Langston Hughes was a prolific poet and author of the Harlem Renaissance, penning countless poems and short stories. Born in 1901 in Joplin, Missouri, Hughes was brought up by his maternal grandmother, who taught him to be proud of his heritage. Hughes, unlike Larsen, felt extremely connected to the African-American community and empathized deeply with them. Because of his upbringing firmly rooted in culture, Hughes referenced Christianity as it related to the typical African-American in his works. In what is arguably his most controversial poem, “Goodbye Christ”, Hughes pens radical prose “Goodbye, / Christ Jesus Lord God Jehovah, / Beat it on away from here now.” Hughes is embittered with Christianity; in his eyes, the religion has failed to create an equal, nondiscriminatory society.
Instead, it allows Americans oppress and stifle others while hiding behind the safety of a righteous veil. In fact, Hughes is so disillusioned by Christianity that in a later verse, he praises Communism for achieving what Christianity could not, equality and legal protection for all races. In his novel, Tambourines to Glory, Hughes tells the story of two poor women who decide to open a church to uplift their financial situation. Hughes portrays the rampant capitalism of Christianity within African-American society, as his protagonists establish a church not to lead people to Christ, but for personal monetary gain. Once again, Hughes turns a critical eye to the blind usage of Christianity by society, whether for personal justification or personal gain.
Claude McKay was a poet and author born in Sunny Ville, Jamaica, in 1889. Sunny Ville was a predominantly black town, and McKay developed a firm sense of African pride which he carried strongly with him throughout his adult life. When he was a teenager, he left Sunny Ville to work in mostly white Kingston as a constable. While in Kingston he was exposed to severe racism, and unable to understand or cope with it, he soon returned to his hometown. His experiences in Kingston led him to write works which examined the hatred and condescension directed towards African and African-American people, and the religion that granted them the liberty and justification to do so.
In his novel Banana Bottom, McKay writes of a female rape victim named Bita, who is adopted by white missionaries. The adoptive family attempt to convert Bita to Christianity, demonstrating their skewed intentions to aid her. They forcefully arrange her marriage to a minister. It is revealed that the minister is a sexual predator, and with this terrifying knowledge Bita escapes white society. Her happy ending entails marrying a fellow Jamaican peasant and living with her family in an African town, away from the racially oppressive hold of white Christianity.

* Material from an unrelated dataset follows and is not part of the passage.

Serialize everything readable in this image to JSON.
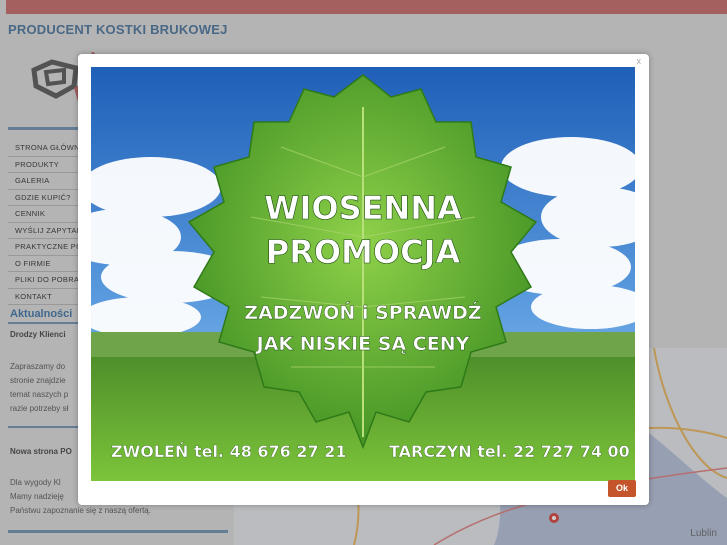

In this way, McKay portrays Christianity as a white institution-wholly removed from African identity-and thus a religion to be shunned.